EBAA: UK business aviation takes biggest hit in Europe
Business aviation activity in the UK has taken the biggest dip compared with all major European countries, down 37% on 2019 levels. The findings published in a report A deeper look: Covid-19 impact on Business aviation by country by the EBAA showed Italy in a close second with 35% drop in business aviation operations in the first eight months of the year.
Spain, Portugal and France were all down 33% on 2019, which the EBBA said, represented the European average. Belgium, the Netherlands and Luxembourg all witnessed a 31% drop whilst Switzerland and Scandinavia saw drops in activity of 27%.
Least effected were Germany and Austria which saw drops in operations of 25% and 26% respectively. The EBAA reported that German activity stabilised at around 70% down on 2019 levels, but recovery had been ahead of the continental curve — possibly due to swift action taken by German authorities at the onset of the pandemic suggested the EBAA.
Arthur Thomas, the report’s author and Market & Business Intelligence Senior Manager, EBAA, told Corporate Jet Investor that the data reflects that business aviation is a niche market.
“Right now, if you want to travel by air, airlines do not seem to be an option for a lot of people. Business aviation seems to accommodate those people who absolutely have to travel. It includes the ‘returning user’ and a batch of ‘first time users’. Although the industry did not predict such a phenomenon to happen, there is no real surprise to see business aviation being used in a way that precisely fits its reason to be,” said Thomas.

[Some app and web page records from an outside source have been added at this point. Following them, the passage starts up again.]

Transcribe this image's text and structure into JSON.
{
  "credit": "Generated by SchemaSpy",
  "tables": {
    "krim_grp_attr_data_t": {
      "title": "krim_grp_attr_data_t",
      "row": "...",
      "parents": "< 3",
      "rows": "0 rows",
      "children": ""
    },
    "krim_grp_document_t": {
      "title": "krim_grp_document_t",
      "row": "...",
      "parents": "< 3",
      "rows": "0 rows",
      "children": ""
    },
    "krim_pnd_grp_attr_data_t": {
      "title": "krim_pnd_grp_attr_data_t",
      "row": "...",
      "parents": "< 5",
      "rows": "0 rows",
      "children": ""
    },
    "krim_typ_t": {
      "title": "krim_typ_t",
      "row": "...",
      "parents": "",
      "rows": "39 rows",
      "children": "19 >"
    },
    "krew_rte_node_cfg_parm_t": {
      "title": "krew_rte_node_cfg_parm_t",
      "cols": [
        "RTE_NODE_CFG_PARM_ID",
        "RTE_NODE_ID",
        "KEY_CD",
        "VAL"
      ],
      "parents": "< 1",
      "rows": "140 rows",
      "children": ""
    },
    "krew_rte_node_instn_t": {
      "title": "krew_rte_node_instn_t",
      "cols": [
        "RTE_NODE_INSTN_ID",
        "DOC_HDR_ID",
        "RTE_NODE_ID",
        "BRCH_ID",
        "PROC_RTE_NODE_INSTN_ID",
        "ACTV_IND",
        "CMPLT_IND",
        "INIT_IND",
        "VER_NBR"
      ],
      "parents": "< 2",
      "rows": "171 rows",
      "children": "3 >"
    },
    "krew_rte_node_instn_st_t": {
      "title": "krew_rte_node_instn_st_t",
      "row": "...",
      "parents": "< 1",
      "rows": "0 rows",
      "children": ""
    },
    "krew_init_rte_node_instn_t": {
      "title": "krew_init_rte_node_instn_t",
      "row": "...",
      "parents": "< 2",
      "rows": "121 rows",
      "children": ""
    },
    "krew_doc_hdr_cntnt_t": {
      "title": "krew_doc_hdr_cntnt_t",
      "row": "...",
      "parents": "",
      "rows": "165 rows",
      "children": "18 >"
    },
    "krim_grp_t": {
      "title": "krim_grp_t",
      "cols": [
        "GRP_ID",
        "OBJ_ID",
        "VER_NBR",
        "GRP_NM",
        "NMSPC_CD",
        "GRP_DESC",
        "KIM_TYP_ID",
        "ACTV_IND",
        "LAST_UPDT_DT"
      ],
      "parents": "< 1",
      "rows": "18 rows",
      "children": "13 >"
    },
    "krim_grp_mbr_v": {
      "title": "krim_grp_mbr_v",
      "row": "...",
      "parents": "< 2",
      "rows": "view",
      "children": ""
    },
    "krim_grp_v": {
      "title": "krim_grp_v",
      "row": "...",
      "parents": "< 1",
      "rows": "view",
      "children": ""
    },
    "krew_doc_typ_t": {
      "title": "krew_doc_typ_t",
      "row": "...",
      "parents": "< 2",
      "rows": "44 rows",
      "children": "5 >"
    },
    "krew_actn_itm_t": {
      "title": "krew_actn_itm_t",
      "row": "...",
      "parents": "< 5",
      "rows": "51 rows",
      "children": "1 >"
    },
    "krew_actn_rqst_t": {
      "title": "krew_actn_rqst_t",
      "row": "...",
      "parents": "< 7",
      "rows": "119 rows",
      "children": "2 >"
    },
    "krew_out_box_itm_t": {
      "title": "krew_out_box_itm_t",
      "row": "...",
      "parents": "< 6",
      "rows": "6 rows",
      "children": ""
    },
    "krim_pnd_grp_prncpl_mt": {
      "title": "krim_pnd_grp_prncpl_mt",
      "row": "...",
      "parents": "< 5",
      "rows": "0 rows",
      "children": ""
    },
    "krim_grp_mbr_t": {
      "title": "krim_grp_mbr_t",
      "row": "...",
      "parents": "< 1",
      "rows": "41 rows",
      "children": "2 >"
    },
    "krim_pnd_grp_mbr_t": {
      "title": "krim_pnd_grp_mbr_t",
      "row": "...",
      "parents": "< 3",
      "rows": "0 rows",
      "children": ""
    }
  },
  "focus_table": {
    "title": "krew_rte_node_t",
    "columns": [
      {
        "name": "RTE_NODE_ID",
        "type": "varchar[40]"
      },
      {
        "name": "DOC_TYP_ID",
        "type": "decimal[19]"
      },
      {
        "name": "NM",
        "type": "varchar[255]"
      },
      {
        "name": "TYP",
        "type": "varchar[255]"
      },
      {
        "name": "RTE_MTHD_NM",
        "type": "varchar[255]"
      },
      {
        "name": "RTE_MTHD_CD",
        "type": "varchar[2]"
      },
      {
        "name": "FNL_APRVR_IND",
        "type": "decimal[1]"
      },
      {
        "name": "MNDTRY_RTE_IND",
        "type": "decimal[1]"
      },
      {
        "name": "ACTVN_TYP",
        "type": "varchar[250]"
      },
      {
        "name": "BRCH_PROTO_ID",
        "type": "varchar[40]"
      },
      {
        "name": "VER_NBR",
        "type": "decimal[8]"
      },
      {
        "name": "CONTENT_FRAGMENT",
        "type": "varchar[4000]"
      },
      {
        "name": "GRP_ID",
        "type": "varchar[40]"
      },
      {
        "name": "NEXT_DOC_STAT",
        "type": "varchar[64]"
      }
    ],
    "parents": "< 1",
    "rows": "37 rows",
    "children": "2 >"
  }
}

Business aviation is quite an accurate proxy for the performance of the general economy said Thomas. Any phenomenon impacting the economy has an almost immediate and similar effect on business aviation activity. On top of that, the industry’s demand elasticity reacts strongly to those economic changes. Quicker fall, quicker recovery.
Thomas added: “Obviously I have to mention the general caveat with any prediction. The Covid-19 crisis is very unique which means any prediction remains what it is: a prediction.
“The real question is less on the need for business aviation (which should not disappear, and which could even thrive if people do not want to travel with a lot of people) than the ability of this industry to go through several months of bad financial results. As it is the case in the airlines industry, an airplane that is not flying poses high costs without a possible revenue to back this up. So the higher risk is on the ability of all the small and medium enterprises to simply survive economically.”